If you have any doubt that breathing style is directly associated with feeling stressed, anxious or panicked, you could prove the link to yourself once and for all by deliberately hyperventilating, and by doing this you will be able to induce a full-blown panic attack. I do not recommend this! However, it is a strategy that is often suggested as part of treatment for Panic Attacks to help patients understand that panic attacks are within their conscious control. In other words, fast, high, shallow breathing is not just a symptom of stress, anxiety and panic attacks. It can also be a cause. This is a vicious cycle that you can learn to interrupt, simply by learning calm, healthy diaphragmatic breathing.
Three Ways To Use Diaphragmatic Breathing
1. As First Aid, or a sticking plaster, to deal with acute symptoms of stress when they arise, or in preparation for a particular stressful event such as a public speaking engagement or a difficult meeting. This would involve spending several minutes deliberately engaging in low, slow diaphragmatic breathing to settle down your nervous system when you are aware that you are experiencing stress symptoms.
2. As a preventive treatment, kind of like taking Vitamin C regularly to prevent getting a cold. This would involve spending 10 – 20 minutes once or twice a day deliberately practicing low, slow diaphragmatic breathing –– in the same way that one might spend 10 – 20 minutes a day meditating to help calm and regulate the nervous system.

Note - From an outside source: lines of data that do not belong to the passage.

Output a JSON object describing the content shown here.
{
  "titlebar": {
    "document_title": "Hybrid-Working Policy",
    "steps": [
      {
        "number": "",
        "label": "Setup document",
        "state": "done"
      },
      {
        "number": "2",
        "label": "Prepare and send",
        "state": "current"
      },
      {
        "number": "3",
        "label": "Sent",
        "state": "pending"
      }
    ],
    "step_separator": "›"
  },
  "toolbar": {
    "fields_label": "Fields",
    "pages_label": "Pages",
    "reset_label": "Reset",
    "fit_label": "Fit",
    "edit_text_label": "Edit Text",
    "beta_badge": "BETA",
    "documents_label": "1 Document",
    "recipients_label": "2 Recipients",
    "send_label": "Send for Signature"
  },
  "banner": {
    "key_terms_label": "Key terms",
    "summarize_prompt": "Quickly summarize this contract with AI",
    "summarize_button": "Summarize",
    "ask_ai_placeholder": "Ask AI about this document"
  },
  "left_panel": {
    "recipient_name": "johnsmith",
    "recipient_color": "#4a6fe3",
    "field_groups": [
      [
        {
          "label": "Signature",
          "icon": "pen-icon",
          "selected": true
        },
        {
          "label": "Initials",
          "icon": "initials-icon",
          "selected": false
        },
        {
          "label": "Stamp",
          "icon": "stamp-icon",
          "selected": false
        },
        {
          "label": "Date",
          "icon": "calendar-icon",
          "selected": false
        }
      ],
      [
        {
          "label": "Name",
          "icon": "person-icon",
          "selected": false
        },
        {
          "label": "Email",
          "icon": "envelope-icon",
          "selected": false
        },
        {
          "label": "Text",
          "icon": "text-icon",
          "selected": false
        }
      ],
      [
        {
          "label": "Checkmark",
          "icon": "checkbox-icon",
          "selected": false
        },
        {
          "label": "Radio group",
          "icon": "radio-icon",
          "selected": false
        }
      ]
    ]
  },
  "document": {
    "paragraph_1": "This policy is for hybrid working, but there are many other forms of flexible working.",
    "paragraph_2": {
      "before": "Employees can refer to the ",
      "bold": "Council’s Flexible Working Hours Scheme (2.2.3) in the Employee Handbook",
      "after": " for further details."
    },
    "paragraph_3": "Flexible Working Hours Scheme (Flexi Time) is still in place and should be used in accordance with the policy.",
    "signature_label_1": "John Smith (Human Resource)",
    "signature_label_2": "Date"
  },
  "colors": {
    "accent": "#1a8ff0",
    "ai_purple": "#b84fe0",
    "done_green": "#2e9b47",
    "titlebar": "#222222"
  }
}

When we are in a chronic state of fight-flight physiology, our ‘base-line’ arousal level is likely to creep up and up, over time, bringing with it more severe signs and symptoms of stress. On top of our normal ‘base-line’ of arousal, we also inevitably experience various ‘stress peaks’’ that are a normal part of everyday modern life, whether it is a difficult situation at work, an argument with a partner, an unexpected bill etc. If we start the day from a high base-line of stress, the additional stressors of day can push us into a zone of unhelpful stress, overwhelm or anxiety.
By regularly practicing diaphragmatic breathing we can gradually lower our ‘base-line’ and with it reduce the signs and symptoms of stress.
3. As your default breathing pattern. This is the overall goal. During relatively sedentary activities e.g. desk work, reading, watching T.V., cooking a meal at home, having a conversation with a friend etc. it is ideal to aim for about 12 – 16 breaths per minute. This is faster than what you might aim for when you are practicing diaphragmatic breathing specifically to calm down your nervous system.
So, Remember – Just Breathe
Regularly check-in with yourself. How am I breathing right now? Am I breathing with my chest or diaphragm? Am I breathing in through my nose? Is my out-breath longer than my in-breath. Pause and take a moment to get centred and get breathing … diaphragmatically. The benefits of doing this are immense.
A penny for your thoughts … (not literally, but you know what we mean – we’d love to hear from you):
I’d love to hear your opinion and learn about your experiences: Please add your comment/s below.
Do you have personal experience of the difference that breathing diaphragmatically can make. If so, how did you come to discover this? How and when do you use diaphragmatic breathing? Do you still find you fall back into unhealthy breathing patterns from time-to-time and have to refocus on re-establishing a good diaphragmatic breath pattern? (Confession time – I do.) Do you know of any good youtube clips or web resources on diaphragmatic breathing that others might find helpful – if so, please share.
Any and all comments welcome – whether or not you agree with what I’ve written.